What is required: Could you reproduce all of the records exactly?

Stored items:
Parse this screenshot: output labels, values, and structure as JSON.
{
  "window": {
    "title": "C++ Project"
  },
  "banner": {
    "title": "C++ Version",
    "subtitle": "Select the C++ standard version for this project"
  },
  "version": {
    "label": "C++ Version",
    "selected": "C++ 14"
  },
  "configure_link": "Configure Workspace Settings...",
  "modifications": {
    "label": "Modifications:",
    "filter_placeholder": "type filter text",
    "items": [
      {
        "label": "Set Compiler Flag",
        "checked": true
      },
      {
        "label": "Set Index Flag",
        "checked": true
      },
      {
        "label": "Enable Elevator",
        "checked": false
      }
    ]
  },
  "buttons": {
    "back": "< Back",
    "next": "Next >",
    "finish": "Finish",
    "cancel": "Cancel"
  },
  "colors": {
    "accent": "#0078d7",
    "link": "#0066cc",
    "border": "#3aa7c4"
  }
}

Output of the exercise:
Parse this screenshot: output labels, values, and structure as JSON.
{
  "window": {
    "title": "C++ Project"
  },
  "banner": {
    "title": "C++ Version",
    "subtitle": "Select the C++ standard version for this project"
  },
  "version": {
    "label": "C++ Version",
    "selected": "C++ 14"
  },
  "configure_link": "Configure Workspace Settings...",
  "modifications": {
    "label": "Modifications:",
    "filter_placeholder": "type filter text",
    "items": [
      {
        "label": "Set Compiler Flag",
        "checked": true
      },
      {
        "label": "Set Index Flag",
        "checked": true
      },
      {
        "label": "Enable Elevator",
        "checked": false
      }
    ]
  },
  "buttons": {
    "back": "< Back",
    "next": "Next >",
    "finish": "Finish",
    "cancel": "Cancel"
  },
  "colors": {
    "accent": "#0078d7",
    "link": "#0066cc",
    "border": "#3aa7c4"
  }
}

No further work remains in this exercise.